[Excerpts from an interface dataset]
++++++++++++++++++++

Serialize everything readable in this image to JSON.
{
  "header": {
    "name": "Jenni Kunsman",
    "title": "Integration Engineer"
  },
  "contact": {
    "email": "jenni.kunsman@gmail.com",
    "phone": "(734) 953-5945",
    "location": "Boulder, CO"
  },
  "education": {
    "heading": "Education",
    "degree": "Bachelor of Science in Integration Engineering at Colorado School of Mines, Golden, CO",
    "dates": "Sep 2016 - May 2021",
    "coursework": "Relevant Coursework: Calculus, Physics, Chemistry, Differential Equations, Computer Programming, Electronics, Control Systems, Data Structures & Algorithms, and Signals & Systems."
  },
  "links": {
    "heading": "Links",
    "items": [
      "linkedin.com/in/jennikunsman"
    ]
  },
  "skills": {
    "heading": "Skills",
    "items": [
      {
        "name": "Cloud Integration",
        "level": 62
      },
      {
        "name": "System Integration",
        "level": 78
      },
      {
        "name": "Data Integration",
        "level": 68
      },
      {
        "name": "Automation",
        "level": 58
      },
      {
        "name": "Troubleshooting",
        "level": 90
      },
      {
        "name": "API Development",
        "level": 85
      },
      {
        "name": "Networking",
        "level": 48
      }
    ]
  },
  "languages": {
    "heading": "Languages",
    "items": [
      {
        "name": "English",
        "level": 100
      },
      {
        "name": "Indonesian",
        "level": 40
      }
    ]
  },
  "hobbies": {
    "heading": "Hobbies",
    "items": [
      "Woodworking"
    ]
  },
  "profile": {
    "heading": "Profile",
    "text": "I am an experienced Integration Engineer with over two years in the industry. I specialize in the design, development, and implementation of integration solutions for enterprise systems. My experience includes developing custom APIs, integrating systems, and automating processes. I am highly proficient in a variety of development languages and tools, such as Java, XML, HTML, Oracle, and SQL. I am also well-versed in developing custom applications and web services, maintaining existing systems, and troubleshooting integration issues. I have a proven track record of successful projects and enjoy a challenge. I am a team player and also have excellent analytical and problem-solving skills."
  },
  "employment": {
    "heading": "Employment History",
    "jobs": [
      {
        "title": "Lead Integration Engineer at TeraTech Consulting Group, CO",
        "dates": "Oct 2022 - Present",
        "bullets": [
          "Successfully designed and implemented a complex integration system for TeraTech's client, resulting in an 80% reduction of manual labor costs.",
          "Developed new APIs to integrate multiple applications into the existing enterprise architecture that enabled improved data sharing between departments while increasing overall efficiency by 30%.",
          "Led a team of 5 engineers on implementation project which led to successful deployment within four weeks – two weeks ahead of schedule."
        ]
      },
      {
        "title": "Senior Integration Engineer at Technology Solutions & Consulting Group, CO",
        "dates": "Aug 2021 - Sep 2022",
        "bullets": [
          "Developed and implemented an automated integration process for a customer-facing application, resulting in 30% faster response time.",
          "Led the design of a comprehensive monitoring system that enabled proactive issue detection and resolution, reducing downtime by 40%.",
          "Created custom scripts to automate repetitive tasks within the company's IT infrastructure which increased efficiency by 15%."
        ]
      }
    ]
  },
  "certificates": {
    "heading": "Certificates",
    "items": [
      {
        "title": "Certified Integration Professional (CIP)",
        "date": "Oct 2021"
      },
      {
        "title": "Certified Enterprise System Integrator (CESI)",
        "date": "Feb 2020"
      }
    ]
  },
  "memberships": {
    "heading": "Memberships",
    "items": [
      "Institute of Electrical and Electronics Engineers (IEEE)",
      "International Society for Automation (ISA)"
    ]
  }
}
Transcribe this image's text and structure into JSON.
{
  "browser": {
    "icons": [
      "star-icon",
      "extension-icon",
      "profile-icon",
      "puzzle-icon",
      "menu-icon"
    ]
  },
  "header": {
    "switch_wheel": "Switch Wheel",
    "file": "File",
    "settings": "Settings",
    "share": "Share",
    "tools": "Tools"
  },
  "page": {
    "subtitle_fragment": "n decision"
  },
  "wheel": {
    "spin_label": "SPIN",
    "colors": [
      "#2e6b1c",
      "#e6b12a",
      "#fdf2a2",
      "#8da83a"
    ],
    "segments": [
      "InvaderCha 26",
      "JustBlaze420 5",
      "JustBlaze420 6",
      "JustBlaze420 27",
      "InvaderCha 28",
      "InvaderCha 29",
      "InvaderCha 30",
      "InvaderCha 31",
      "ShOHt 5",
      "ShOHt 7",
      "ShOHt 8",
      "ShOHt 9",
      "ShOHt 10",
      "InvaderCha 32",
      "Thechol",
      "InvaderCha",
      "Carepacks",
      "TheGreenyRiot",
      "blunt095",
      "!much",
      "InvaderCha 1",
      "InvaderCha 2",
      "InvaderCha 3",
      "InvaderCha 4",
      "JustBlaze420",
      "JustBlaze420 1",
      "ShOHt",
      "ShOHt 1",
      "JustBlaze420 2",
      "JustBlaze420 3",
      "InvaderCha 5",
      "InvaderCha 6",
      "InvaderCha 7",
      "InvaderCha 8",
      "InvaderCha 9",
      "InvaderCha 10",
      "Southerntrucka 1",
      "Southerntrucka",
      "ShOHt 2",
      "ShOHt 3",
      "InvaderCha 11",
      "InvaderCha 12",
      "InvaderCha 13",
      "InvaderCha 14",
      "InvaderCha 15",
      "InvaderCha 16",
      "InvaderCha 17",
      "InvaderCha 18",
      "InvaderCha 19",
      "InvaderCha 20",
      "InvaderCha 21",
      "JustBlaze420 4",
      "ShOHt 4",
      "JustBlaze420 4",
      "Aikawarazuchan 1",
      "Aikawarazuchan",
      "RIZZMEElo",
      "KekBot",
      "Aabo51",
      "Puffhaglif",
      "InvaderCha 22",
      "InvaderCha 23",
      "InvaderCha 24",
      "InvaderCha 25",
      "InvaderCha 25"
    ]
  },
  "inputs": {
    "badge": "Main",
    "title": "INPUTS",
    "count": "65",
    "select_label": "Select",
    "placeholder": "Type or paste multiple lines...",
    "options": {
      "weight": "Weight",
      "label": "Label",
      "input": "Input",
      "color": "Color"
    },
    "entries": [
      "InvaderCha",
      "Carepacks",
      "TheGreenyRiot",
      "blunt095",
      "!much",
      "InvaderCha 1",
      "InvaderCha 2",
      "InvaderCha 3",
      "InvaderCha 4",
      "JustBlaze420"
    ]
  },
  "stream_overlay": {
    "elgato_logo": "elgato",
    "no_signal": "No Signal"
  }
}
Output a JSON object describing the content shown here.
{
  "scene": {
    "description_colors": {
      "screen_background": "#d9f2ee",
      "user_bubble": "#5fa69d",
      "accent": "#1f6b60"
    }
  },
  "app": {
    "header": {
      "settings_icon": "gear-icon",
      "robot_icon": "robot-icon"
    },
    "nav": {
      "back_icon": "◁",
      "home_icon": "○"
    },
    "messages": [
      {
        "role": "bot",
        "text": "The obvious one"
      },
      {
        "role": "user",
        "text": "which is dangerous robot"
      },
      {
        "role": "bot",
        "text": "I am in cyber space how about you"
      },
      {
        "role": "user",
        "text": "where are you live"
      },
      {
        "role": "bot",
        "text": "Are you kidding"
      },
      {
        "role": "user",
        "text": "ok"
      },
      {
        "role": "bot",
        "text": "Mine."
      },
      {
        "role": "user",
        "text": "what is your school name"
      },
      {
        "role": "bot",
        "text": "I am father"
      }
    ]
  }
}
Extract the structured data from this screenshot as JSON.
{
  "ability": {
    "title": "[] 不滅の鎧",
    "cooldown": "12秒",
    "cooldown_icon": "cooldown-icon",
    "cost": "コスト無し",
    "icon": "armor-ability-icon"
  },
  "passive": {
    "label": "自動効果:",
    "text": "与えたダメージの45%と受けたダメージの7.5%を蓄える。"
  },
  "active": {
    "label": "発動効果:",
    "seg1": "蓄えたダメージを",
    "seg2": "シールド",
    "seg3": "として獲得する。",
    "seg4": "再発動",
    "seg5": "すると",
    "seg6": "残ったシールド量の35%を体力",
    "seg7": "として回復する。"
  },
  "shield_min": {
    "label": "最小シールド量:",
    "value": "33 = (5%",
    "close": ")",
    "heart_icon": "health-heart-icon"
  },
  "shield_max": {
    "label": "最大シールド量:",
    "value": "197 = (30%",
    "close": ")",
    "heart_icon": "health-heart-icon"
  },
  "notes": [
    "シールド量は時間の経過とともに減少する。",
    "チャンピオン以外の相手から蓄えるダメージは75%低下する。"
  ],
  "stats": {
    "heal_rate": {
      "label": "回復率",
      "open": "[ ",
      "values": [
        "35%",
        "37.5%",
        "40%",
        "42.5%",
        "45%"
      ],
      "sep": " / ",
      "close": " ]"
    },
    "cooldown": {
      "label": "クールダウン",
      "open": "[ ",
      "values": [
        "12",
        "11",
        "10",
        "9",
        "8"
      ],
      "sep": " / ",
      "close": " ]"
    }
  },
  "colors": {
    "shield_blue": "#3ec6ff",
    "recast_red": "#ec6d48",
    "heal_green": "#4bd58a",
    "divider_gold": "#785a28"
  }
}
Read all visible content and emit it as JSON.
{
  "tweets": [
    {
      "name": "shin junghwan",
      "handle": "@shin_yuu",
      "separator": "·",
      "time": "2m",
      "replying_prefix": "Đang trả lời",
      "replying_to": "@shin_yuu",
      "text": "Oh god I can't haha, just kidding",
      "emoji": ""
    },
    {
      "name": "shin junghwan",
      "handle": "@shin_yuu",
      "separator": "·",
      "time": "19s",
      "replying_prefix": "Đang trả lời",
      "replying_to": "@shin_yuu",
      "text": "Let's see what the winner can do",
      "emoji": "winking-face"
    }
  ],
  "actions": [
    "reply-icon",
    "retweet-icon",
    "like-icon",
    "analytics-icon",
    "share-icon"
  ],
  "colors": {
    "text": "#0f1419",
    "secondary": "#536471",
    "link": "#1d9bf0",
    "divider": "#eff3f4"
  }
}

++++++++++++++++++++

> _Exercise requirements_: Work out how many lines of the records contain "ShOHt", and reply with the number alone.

> _Task result_: 10